=== Task brief ===
Each record must appear in the answer exactly as it does in the data.

*** Opening of Information provided ***

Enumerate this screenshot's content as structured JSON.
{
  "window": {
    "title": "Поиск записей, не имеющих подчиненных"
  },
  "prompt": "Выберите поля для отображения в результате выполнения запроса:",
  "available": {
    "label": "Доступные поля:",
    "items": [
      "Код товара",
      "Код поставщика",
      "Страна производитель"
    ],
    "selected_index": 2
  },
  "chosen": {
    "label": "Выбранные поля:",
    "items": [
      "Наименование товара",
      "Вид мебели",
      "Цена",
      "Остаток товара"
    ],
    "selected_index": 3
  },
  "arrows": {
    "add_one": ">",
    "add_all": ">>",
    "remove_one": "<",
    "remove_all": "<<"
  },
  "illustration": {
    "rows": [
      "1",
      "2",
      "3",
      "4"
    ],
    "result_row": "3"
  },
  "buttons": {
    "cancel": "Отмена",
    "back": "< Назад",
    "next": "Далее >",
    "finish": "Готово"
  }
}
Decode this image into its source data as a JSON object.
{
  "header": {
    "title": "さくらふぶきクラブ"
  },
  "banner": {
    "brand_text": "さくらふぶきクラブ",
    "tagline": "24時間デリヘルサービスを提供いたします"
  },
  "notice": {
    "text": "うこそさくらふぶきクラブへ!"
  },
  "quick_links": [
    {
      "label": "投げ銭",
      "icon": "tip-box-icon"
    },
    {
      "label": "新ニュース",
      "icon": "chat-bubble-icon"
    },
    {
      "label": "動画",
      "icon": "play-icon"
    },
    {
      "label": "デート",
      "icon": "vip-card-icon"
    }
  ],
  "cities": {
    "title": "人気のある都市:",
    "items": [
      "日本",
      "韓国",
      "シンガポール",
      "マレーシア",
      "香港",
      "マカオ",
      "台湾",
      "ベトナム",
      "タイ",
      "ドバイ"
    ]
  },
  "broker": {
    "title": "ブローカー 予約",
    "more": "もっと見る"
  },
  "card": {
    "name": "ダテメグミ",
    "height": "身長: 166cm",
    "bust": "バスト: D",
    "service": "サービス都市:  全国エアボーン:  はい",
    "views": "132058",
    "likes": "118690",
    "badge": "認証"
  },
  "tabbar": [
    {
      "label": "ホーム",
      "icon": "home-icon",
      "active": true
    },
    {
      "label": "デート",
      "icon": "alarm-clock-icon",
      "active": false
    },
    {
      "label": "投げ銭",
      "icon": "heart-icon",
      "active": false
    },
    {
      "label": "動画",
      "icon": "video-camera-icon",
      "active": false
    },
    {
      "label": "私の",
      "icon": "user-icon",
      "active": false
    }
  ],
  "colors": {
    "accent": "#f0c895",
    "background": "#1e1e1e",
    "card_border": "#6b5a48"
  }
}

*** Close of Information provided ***

=== Task result ===
Enumerate this screenshot's content as structured JSON.
{
  "window": {
    "title": "Поиск записей, не имеющих подчиненных"
  },
  "prompt": "Выберите поля для отображения в результате выполнения запроса:",
  "available": {
    "label": "Доступные поля:",
    "items": [
      "Код товара",
      "Код поставщика",
      "Страна производитель"
    ],
    "selected_index": 2
  },
  "chosen": {
    "label": "Выбранные поля:",
    "items": [
      "Наименование товара",
      "Вид мебели",
      "Цена",
      "Остаток товара"
    ],
    "selected_index": 3
  },
  "arrows": {
    "add_one": ">",
    "add_all": ">>",
    "remove_one": "<",
    "remove_all": "<<"
  },
  "illustration": {
    "rows": [
      "1",
      "2",
      "3",
      "4"
    ],
    "result_row": "3"
  },
  "buttons": {
    "cancel": "Отмена",
    "back": "< Назад",
    "next": "Далее >",
    "finish": "Готово"
  }
}
Decode this image into its source data as a JSON object.
{
  "header": {
    "title": "さくらふぶきクラブ"
  },
  "banner": {
    "brand_text": "さくらふぶきクラブ",
    "tagline": "24時間デリヘルサービスを提供いたします"
  },
  "notice": {
    "text": "うこそさくらふぶきクラブへ!"
  },
  "quick_links": [
    {
      "label": "投げ銭",
      "icon": "tip-box-icon"
    },
    {
      "label": "新ニュース",
      "icon": "chat-bubble-icon"
    },
    {
      "label": "動画",
      "icon": "play-icon"
    },
    {
      "label": "デート",
      "icon": "vip-card-icon"
    }
  ],
  "cities": {
    "title": "人気のある都市:",
    "items": [
      "日本",
      "韓国",
      "シンガポール",
      "マレーシア",
      "香港",
      "マカオ",
      "台湾",
      "ベトナム",
      "タイ",
      "ドバイ"
    ]
  },
  "broker": {
    "title": "ブローカー 予約",
    "more": "もっと見る"
  },
  "card": {
    "name": "ダテメグミ",
    "height": "身長: 166cm",
    "bust": "バスト: D",
    "service": "サービス都市:  全国エアボーン:  はい",
    "views": "132058",
    "likes": "118690",
    "badge": "認証"
  },
  "tabbar": [
    {
      "label": "ホーム",
      "icon": "home-icon",
      "active": true
    },
    {
      "label": "デート",
      "icon": "alarm-clock-icon",
      "active": false
    },
    {
      "label": "投げ銭",
      "icon": "heart-icon",
      "active": false
    },
    {
      "label": "動画",
      "icon": "video-camera-icon",
      "active": false
    },
    {
      "label": "私の",
      "icon": "user-icon",
      "active": false
    }
  ],
  "colors": {
    "accent": "#f0c895",
    "background": "#1e1e1e",
    "card_border": "#6b5a48"
  }
}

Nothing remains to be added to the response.